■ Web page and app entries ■
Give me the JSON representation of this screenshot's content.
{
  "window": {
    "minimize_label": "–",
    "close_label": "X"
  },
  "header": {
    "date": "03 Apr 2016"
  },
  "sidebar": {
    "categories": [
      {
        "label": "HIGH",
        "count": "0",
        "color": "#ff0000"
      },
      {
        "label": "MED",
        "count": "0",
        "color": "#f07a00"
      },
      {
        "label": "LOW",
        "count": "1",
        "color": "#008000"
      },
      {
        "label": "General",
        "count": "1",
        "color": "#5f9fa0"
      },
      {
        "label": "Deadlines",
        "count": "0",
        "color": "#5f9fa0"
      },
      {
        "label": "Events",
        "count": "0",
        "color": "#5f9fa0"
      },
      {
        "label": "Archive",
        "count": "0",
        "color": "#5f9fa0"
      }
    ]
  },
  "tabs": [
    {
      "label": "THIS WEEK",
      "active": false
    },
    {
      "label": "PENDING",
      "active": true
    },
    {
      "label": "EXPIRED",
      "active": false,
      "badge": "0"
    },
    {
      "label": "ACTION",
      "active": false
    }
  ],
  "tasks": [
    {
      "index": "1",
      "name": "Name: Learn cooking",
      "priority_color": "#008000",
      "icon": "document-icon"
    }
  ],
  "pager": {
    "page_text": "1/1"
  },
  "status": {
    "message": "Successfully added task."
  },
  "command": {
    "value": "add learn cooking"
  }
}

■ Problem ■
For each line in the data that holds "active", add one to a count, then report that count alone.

■ Answer box ■
4